WHAT IS BEING ASKED => Report each line of the data below in which "Código" appears.

(Data records for software interfaces)
/---

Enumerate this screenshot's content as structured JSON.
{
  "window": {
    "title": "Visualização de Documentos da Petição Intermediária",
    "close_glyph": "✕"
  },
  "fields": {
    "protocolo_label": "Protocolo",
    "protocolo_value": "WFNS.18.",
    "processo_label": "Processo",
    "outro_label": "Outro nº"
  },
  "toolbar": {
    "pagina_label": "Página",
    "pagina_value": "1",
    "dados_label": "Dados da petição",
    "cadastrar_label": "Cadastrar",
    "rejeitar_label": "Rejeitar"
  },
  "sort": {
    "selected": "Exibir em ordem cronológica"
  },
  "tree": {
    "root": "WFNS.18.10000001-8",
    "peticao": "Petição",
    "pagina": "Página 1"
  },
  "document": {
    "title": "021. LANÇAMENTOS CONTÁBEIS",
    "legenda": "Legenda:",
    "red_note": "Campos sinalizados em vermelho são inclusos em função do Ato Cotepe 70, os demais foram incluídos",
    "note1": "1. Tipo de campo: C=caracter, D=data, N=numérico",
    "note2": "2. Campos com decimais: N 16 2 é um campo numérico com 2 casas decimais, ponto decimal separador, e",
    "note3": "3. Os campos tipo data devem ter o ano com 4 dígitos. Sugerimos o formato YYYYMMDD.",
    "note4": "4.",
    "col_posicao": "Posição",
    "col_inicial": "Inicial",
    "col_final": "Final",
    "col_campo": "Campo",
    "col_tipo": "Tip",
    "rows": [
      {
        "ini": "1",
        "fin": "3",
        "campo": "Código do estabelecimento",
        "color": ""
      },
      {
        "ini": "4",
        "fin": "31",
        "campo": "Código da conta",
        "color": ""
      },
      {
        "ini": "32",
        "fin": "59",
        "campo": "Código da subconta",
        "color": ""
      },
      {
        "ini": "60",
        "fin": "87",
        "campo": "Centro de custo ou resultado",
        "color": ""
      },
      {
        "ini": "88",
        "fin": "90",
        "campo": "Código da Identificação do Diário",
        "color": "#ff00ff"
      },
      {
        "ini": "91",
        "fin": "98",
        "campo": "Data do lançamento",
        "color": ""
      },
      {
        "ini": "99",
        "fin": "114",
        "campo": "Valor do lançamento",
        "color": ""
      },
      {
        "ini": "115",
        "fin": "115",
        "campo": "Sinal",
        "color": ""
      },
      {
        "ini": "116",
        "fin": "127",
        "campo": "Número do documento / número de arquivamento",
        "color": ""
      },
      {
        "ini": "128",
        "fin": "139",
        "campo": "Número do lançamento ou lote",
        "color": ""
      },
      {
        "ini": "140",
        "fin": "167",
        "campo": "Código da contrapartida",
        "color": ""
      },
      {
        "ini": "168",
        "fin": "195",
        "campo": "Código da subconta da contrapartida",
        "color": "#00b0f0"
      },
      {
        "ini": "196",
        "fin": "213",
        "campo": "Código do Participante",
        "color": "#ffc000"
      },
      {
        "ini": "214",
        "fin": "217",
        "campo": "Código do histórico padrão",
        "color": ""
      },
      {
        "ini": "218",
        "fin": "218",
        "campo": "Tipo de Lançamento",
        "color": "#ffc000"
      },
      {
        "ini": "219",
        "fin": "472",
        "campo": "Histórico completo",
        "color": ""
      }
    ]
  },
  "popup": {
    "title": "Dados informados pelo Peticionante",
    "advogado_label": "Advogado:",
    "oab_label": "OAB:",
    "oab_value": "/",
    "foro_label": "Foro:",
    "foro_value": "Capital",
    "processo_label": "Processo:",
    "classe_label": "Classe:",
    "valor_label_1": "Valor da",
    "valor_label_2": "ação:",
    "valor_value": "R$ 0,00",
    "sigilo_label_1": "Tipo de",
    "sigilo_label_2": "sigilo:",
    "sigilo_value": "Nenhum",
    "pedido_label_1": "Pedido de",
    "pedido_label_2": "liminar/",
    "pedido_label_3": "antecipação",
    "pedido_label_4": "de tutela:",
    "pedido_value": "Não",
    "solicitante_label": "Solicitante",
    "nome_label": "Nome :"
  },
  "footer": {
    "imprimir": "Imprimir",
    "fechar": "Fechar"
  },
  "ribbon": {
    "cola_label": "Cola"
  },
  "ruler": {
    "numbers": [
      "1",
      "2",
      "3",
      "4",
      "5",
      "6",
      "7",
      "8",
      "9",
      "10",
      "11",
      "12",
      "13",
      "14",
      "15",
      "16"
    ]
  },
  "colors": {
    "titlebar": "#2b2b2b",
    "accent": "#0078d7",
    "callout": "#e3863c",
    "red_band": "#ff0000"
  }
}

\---

EXERCISE ANSWER =>
        "campo": "Código do estabelecimento",
        "campo": "Código da conta",
        "campo": "Código da subconta",
        "campo": "Código da Identificação do Diário",
        "campo": "Código da contrapartida",
        "campo": "Código da subconta da contrapartida",
        "campo": "Código do Participante",
        "campo": "Código do histórico padrão",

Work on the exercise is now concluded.